Presently we teach two disciplines, Painting and Carving. Within these two disciplines we also introduce students to Printmaking, Digital Art and Contemporary Carving. We recognise the importance of the media and material handling skills associated with the disciplines taught. We also acknowledge the importance of creative thinking, conceptual development and the underlying process that support the art-making. It is the student’s ability to resolve a brief and think outside conventional ideas that will provide them with a future.
Our vision is to:
There are two key factors that influence our department’s philosophy. They are the need for our students to negotiate a solution through drawing (traditional practical skills) and to use new technology. Technological change is a key factor that should influence the way we educate art students as future creative workers. Digital technology requires a new way of working, a multi-media/multi-disciplinary approach to art-making.
Much of our experience of the world is visual. Art involves people in making objects and images through which ideas, experiences, and feelings are made tangible. The visual arts link social, cultural, and spiritual action and belief. It informs our relationships with other people and our environment. The Department’s task is to provide the foundation for students to further develop their skills and knowledge. We provide the tools necessary for them to become good visual communicators or visually literate participants.

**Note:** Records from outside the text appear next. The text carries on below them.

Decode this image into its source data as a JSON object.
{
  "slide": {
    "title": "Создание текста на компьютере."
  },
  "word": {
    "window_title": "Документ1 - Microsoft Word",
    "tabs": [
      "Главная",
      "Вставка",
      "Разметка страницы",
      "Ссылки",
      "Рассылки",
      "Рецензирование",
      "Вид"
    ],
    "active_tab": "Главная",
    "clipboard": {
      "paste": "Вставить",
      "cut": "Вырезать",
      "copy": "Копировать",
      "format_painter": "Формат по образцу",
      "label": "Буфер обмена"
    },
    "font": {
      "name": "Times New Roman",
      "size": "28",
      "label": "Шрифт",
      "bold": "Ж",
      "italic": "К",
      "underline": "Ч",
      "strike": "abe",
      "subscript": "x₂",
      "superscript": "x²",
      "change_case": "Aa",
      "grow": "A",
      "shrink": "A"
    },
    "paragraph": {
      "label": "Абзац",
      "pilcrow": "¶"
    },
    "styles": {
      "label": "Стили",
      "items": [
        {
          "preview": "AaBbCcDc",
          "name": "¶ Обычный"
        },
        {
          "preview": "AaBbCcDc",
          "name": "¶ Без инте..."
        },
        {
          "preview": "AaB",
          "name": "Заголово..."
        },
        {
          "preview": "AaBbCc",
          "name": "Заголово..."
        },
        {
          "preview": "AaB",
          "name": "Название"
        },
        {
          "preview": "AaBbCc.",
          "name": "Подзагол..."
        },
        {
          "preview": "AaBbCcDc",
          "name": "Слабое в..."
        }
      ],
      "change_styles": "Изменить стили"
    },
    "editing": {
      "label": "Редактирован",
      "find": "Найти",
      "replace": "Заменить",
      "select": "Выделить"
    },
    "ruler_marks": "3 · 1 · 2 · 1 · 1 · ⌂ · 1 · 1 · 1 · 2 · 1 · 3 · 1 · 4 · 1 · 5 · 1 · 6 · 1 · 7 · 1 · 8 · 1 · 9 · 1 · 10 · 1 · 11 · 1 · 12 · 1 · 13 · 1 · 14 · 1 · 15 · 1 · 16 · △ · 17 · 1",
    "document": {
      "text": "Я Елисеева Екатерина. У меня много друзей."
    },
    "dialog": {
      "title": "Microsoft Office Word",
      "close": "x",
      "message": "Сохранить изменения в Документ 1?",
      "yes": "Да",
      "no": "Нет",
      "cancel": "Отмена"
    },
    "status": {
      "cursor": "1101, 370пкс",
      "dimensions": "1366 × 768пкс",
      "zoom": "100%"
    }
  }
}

The influence of new ways of teaching, particularly Te Kotahitanga have encouraged the Department, especially at the Senior Levels, to engage in processes that are less prescriptive. I would envisage that this process will continue and that students will be more involved in negotiating their own pathways.

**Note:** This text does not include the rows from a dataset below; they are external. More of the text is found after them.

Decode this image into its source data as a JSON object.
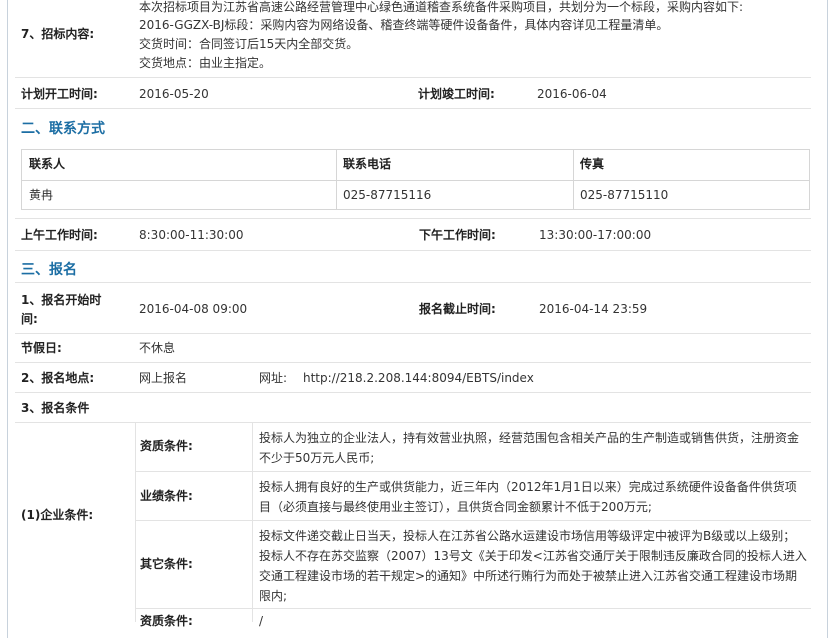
{
  "item7": {
    "label": "7、招标内容:",
    "lines": [
      "本次招标项目为江苏省高速公路经营管理中心绿色通道稽查系统备件采购项目，共划分为一个标段，采购内容如下:",
      "2016-GGZX-BJ标段：采购内容为网络设备、稽查终端等硬件设备备件，具体内容详见工程量清单。",
      "交货时间：合同签订后15天内全部交货。",
      "交货地点：由业主指定。"
    ]
  },
  "schedule": {
    "start_label": "计划开工时间:",
    "start_value": "2016-05-20",
    "end_label": "计划竣工时间:",
    "end_value": "2016-06-04"
  },
  "contact": {
    "section_title": "二、联系方式",
    "headers": [
      "联系人",
      "联系电话",
      "传真"
    ],
    "row": [
      "黄冉",
      "025-87715116",
      "025-87715110"
    ],
    "am_label": "上午工作时间:",
    "am_value": "8:30:00-11:30:00",
    "pm_label": "下午工作时间:",
    "pm_value": "13:30:00-17:00:00"
  },
  "registration": {
    "section_title": "三、报名",
    "start_label_line1": "1、报名开始时",
    "start_label_line2": "间:",
    "start_value": "2016-04-08 09:00",
    "end_label": "报名截止时间:",
    "end_value": "2016-04-14 23:59",
    "holiday_label": "节假日:",
    "holiday_value": "不休息",
    "place_label": "2、报名地点:",
    "place_value": "网上报名",
    "url_label": "网址:",
    "url": "http://218.2.208.144:8094/EBTS/index",
    "cond_label": "3、报名条件",
    "enterprise_label": "(1)企业条件:",
    "qual_label": "资质条件:",
    "qual_text": "投标人为独立的企业法人，持有效营业执照，经营范围包含相关产品的生产制造或销售供货，注册资金不少于50万元人民币;",
    "perf_label": "业绩条件:",
    "perf_text": "投标人拥有良好的生产或供货能力，近三年内（2012年1月1日以来）完成过系统硬件设备备件供货项目（必须直接与最终使用业主签订），且供货合同金额累计不低于200万元;",
    "other_label": "其它条件:",
    "other_text": "投标文件递交截止日当天，投标人在江苏省公路水运建设市场信用等级评定中被评为B级或以上级别；投标人不存在苏交监察（2007）13号文《关于印发<江苏省交通厅关于限制违反廉政合同的投标人进入交通工程建设市场的若干规定>的通知》中所述行贿行为而处于被禁止进入江苏省交通工程建设市场期限内;",
    "next_label": "资质条件:",
    "next_value": "/"
  }
}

Why study the Art and Carving?
The work of creative practitioners contributes to New Zealand’s cultural identity and social fabric both nationally and internationally. Creativity is also recognised as a key factor in New Zealand businesses moving up the value curve by using innovation to be more competitive on the international stage.
Creative industries, including careers that may have a creative element embedded within them make up a significant proportion of the countries industry.

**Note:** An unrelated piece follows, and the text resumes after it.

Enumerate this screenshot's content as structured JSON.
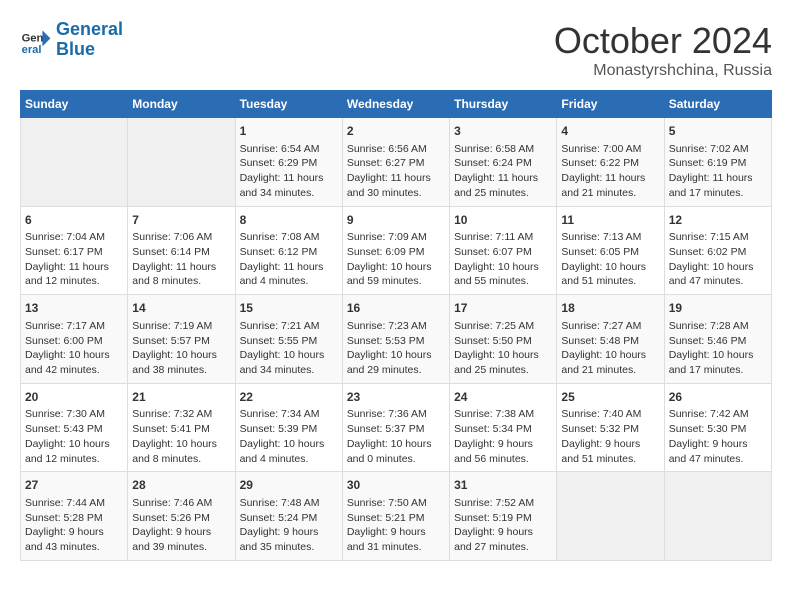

What is Music about?
Music is a fun, creative subject which has a practical and performance driven focus.
It encompasses four main aspects. Performance: Rehearsing on an instrument of your choice and gaining confidence in performing in a solo or group situation. Whether this be to a small group, a class or an assembly, confidence in performing is key to any musician’s progress. Composition: Creating, writing and developing original pieces of music. This may include songwriting, movie music or other forms of composition. Understanding Music in context: Why we do music and what it is all about. Theory: developing listening skills, being able to write down rhythms or chord progressions and understanding how to follow music scores.
Our vision is:
To create an organised, caring and thriving environment, where students are free to express their musical creativity and learn the basic skills needed to progress in the music industry.
Why study Music?
Music can offer students a range of opportunities not only in class but also out of class in a variety of ways including school production and Smokefree Rockquest. It can lead into further training at tertiary level and provide you with skills which lead to a range of different jobs such as Professional Musician, Teaching, Entertainment Management, Music Store Sales, Composer, Music Advisor, Advertising, Radio and TV Work.
Studying Music helps with the following:
Developing Creative thinking
Composing original music and working with others in a creative way.
Teamwork and discipline
Working with others in group or band situations. Staying focussed to benefit not only yourself but your other group members.
Overcoming fear and taking risks
Performing in a solo or group situation in front of other people or a video camera. Recording yourself singing.
Co-ordination and concentration
Regular practice on an instrument, working and repeating more difficult passages of music, learning new skills.
Brain and memory development
Learning new passages of music and memorizing these for performance situations.
Working independently and working with expensive and delicate equipment.
Sense of achievement and value of perseverance
Learning new or difficult passages of music. Performing to a crowd and entertaining people.
Listening to music in different ways, analysing musical elements and being able to write down what you hear.
Knowledge and use of technology
Being familiar with music technology which includes computer software, apps, studio equipment and guitar equipment such as amplifiers and effects pedals.